There was great interest in power of this potential medicine, but there was also concern about its potency, and the fact that it was an unfamiliar and exotic substance. Spanish Royal Physician to Philip II, Francisco Hernandez, crossed the Atlantic in 1570 to determine how to “incorporate cacáo into a ‘civilized’ framework: an apothecary based on Humoral Medicine subscribes that cacáo contains healing-properties encompassing 3 & perhaps all 4 elements – air (fat), fire (bitter), earth (thick) & maybe water (sweet) – to yield a neutral temperament leaning ‘wet-cool’, thus making it acceptable. (Unbeknownst to Europeans, native medicine also treated cacáo as similarly ‘cool’, applying it as an emollient in hot illnesses such as fevers & dysentery.)” (C-spot).
Once brought to Spain, it was introduced across borders as a medicine and quickly gained popularity across Europe.
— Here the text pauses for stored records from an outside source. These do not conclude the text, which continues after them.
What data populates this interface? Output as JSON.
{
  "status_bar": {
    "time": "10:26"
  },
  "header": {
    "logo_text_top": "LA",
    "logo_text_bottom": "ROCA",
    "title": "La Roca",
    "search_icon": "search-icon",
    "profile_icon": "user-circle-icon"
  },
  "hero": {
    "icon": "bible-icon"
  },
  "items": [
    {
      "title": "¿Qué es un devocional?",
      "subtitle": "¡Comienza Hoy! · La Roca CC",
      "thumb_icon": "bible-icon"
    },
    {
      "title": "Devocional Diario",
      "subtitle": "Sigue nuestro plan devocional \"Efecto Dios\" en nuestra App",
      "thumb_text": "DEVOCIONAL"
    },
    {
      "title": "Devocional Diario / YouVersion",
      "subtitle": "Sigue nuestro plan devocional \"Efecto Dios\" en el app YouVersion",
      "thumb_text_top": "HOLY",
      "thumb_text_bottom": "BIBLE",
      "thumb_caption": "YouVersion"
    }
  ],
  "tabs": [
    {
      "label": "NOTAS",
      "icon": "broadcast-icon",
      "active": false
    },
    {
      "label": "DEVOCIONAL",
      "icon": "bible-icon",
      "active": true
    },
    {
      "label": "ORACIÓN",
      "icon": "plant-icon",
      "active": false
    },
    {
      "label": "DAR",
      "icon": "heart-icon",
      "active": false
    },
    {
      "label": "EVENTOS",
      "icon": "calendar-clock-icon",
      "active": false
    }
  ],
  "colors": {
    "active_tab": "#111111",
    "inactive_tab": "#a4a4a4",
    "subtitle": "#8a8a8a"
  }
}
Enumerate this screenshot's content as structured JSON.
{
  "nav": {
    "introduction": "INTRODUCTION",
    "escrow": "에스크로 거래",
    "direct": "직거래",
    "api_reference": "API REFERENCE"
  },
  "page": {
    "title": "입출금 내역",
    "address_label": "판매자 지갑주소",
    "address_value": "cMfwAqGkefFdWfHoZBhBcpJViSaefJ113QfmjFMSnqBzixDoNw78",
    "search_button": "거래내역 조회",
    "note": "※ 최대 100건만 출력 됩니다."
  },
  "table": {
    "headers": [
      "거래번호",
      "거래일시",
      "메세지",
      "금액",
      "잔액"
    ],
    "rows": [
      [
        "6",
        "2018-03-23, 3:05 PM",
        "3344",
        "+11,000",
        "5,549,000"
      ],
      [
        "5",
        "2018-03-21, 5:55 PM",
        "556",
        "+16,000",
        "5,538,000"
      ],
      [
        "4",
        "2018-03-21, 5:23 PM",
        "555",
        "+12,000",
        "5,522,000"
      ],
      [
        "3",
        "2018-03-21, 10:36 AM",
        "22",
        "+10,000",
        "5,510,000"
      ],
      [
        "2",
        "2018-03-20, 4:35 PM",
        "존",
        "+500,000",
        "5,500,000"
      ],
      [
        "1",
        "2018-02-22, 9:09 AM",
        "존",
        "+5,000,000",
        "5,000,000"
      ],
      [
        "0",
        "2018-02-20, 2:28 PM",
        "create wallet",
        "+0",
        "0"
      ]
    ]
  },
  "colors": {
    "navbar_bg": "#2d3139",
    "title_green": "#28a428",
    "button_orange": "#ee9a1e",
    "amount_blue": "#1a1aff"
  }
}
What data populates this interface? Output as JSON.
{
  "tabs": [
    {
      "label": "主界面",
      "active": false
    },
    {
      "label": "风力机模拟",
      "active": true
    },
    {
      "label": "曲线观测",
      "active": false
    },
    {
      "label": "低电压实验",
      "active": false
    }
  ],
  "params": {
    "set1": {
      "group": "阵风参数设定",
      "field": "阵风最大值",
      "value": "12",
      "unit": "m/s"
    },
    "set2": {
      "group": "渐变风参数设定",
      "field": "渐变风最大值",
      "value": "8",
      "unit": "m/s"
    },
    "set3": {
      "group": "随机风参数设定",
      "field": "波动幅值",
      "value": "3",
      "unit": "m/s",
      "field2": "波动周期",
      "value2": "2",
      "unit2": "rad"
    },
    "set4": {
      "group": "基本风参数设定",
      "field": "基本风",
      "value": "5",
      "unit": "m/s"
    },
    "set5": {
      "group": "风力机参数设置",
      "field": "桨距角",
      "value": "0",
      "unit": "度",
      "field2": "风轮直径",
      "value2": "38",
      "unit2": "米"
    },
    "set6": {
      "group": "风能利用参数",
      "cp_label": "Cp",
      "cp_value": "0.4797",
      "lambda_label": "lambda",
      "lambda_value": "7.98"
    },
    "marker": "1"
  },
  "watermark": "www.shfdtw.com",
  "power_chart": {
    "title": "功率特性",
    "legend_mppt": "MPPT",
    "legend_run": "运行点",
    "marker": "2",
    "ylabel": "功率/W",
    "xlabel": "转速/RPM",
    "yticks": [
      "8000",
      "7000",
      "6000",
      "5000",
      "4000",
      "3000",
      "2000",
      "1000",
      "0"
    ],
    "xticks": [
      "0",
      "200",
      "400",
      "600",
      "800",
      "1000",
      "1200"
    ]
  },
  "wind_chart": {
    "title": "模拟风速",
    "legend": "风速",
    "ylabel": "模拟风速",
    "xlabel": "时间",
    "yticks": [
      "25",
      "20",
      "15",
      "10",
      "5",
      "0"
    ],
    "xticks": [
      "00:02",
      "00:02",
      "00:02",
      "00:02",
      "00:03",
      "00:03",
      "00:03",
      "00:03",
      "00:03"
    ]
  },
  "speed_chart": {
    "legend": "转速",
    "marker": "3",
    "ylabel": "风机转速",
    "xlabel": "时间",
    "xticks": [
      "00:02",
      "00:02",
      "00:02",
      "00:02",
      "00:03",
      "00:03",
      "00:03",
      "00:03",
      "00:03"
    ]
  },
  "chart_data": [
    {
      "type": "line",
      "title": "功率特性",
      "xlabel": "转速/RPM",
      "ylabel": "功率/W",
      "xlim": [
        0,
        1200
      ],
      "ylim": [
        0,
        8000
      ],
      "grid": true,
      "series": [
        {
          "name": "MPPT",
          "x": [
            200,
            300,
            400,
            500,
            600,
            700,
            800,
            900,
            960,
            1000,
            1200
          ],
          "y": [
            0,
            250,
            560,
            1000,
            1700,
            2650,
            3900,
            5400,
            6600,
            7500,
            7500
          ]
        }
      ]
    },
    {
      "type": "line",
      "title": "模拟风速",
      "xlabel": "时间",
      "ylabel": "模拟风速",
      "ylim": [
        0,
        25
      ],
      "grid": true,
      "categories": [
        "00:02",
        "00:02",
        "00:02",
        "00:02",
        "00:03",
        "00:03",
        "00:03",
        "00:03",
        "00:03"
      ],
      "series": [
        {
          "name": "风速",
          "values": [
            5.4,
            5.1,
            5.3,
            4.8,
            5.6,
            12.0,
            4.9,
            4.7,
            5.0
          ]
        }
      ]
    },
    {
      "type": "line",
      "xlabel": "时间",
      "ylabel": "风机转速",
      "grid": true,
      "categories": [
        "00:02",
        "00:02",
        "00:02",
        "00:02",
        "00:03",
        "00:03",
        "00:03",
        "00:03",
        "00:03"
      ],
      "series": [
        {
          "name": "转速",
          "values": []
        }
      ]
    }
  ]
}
For example, the following account was published in 1713 in Bonaventure d’Argonne’s Melanges d’Histoire et de Litterature: “We know that Cardinal Brancaccio wrote a treatise on Chocolate, but perhaps we do not know that Cardinal of Lyon, Alphonse de Richelieu, was the first in France to use this drug. I heard from one of his servants that he used it to moderate the vapors of his spleen, and that he had the secret from some Spanish monks who brought it to France” (Coe and Coe 152).
Coe and Coe write that, in addition to media highlights, there has been an abundance of medical and nutritional literature published in the last decade advocating the beneficial health effects of chocolate; primarily due to alkaloids caffeine and theobromine (30). Through these recent medical studies, it is known that caffeine levels are low and that bromine “is said to be mood-enhancing, and is a known stimulant, vasodilator, and diuretic” (Coe and Coe 31).
As can be seen after thousands of years of collective (if sometimes controversial) scientific, medicinal, religious, and cultural evidence, chocolate does indeed seem to have healing powers and just may be the original superfood.
A Concise History Of Chocolate. C-spot. http://www.c-spot.com/atlas/historical-timeline/. N.p. N.d. Web. 19 Feb. 2016.
Coe, Sophie D. and Michael D. Coe. The True History of Chocolate. Third Edition. Thames & Hudson Ltd: London, 2013. Print.
Grivetti, Louis Evan. and Howard-Yana Shapiro. Chocolate: History, Culture and Heritage. Wiley:New York, 2009. Print.
Martin, Carla D. “Mesoamerica and the ‘Food of the Gods.’” Chocolate, Culture, and the Politics of Food. Harvard Extension School: Cambridge, MA. 3 Feb. 2016. Class Lecture.
Martin, Carla D. “Sugar and Cacao.” Chocolate, Culture, and the Politics of Food. Harvard Extension School: Cambridge, MA. 17 Feb. 2016. Class Lecture.
Presilla, Maricel E. The New Taste of Chocolate Revised. Ten Speed Press: Berkeley, CA, 2009. Print.
“Superfood.” Merriam-Webster.com. Merriam-Webster, 2015. Web. 19 February 2016.